At the southern tip of Africa, where two of the world's greatest oceans converge, a total experience of land, sea and the rainbow culture of the Western Cape offer you the most exciting land based whale watching venues in the world!
Each year Southern Right Whales
migrate into the coastal waters of the Western Cape
to calve and nurse their young. The animals, often mere metres from the shore, provide unsurpassed whale watching opportunities between August and November. Humpback Whales
migrate through the region between May and December each year, while Brydes Whales
are found slightly further offshore all year round.Whale viewing
Places from which to observe these gentle giants on the Cape West Coast include:
- Lamberts Bay
- Saldanha Bay
Spot these enormous creatures from lookout points at various points in the Cape Peninsula, but spesifically on Boyes Drive (traces the mountain side from Muizenberg
to Kalk Bay) and Clarence Drive (coastal road between Gordons Bay
and Rooi Els on to Betty's Bay
the Whale Cryer informs on whale sightings and where whales come into the old harbour to calve.
Whales can be viewed further along the coast:
- De Hoop Nature Reserve
at the mouth of the Breede River.
On the Garden Route whale viewing can be done at Stilbaai
- where the Southern Rights enter the placid water to bear their calves - Gouritzmond, Vleesbaai, Dana Bay
, Mossel Bay
- especially on the St Blaize's hiking trail - Hartenbos, Great Brak River, Ballot's Bay, Herold's Bay and Victoria Bay.
At Wilderness the viewing is good especially from Dolphin's Point on the Kaaiman's Pass - and further along the coast at Sedgefield, Knysna
- especially from Brenton-on-Sea and Knysna Heads - and Plettenberg Bay. Plettenberg Bay

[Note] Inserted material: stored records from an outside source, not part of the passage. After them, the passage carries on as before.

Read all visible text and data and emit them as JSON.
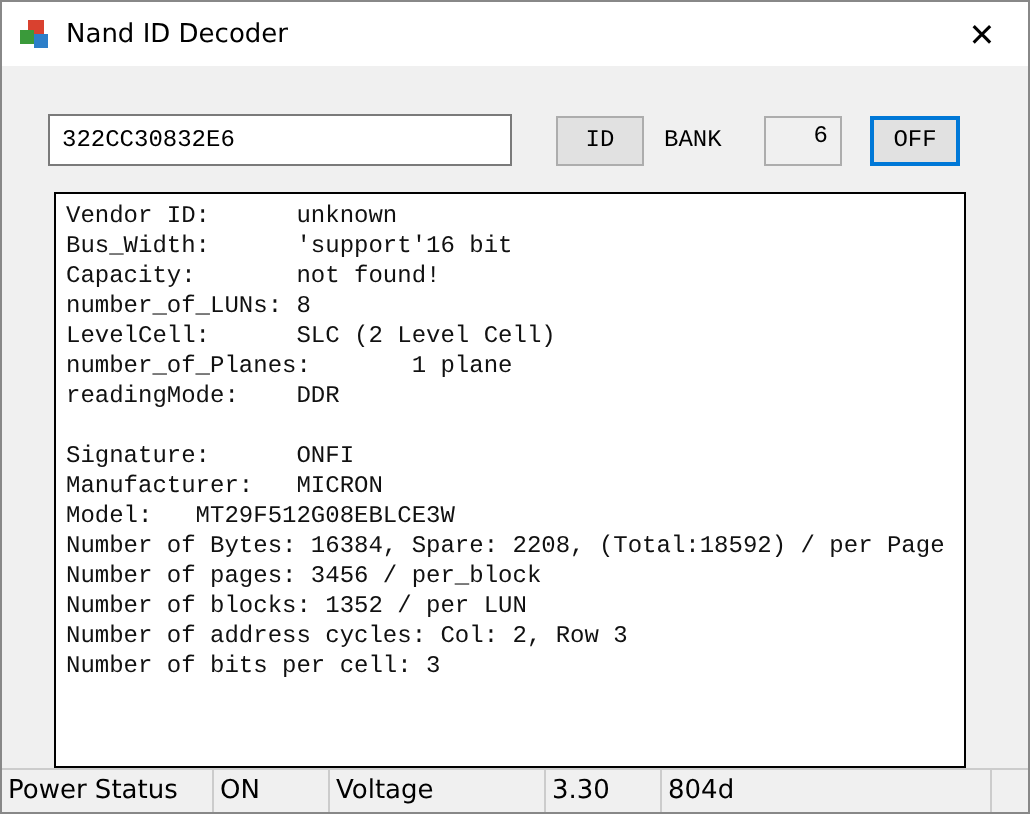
{
  "window": {
    "title": "Nand ID Decoder",
    "close": "✕"
  },
  "toolbar": {
    "id_input": "322CC30832E6",
    "id_button": "ID",
    "bank_label": "BANK",
    "bank_value": "6",
    "power_button": {
      "label": "OFF",
      "focused": true
    }
  },
  "output": {
    "groups": [
      [
        "Vendor ID:      unknown",
        "Bus_Width:      'support'16 bit",
        "Capacity:       not found!",
        "number_of_LUNs: 8",
        "LevelCell:      SLC (2 Level Cell)",
        "number_of_Planes:       1 plane",
        "readingMode:    DDR"
      ],
      [
        "Signature:      ONFI",
        "Manufacturer:   MICRON",
        "Model:   MT29F512G08EBLCE3W",
        "Number of Bytes: 16384, Spare: 2208, (Total:18592) / per Page",
        "Number of pages: 3456 / per_block",
        "Number of blocks: 1352 / per LUN",
        "Number of address cycles: Col: 2, Row 3",
        "Number of bits per cell: 3"
      ]
    ]
  },
  "status_bar": [
    "Power Status",
    "ON",
    "Voltage",
    "3.30",
    "804d"
  ]
}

offers a "whale hotline" and where whales often come in close, especially at Keurbooms River and beaches, as well as Robberg Peninsula.Biology of whales
There are 78 species of whales and dolphins world wide, of which 37 are found in Southern African waters. These species can be divided into two main types, namely the baleen whales (including the Southern Right Whale, Humpback and Bryde's Whale) and the toothed whales (including the Sperm Whale, Killer Whale, Beaked Whales, Dolphins and porpoises).
Baleen whales use horny plates in their mouths (baleen or whalebone) to strain food (minute plankton or krill) from the water, while the toothed whales generally feed on fish or squid.
Whales tend to show of in the following manner:
A sound made when expelling air through the blowhole. This is accompanied by a spout of condensed water vapour. This however is the normal breathing pattern of the animal.
Leaping out of water in an arching back flip and falling back on their sides or back with a resounding slap. This is believed to be a way of communication, exercise or possibly to scratch the parasites off that live on whales. They can breach form 3 to 8 times in succesion.
The slapping of flukes and tail on the water, causing a loud sound, appears to be a means of communication.
The head and body are lifted vertically, as far as the flippers, above the surface. This enables them to see what is happening around them above water.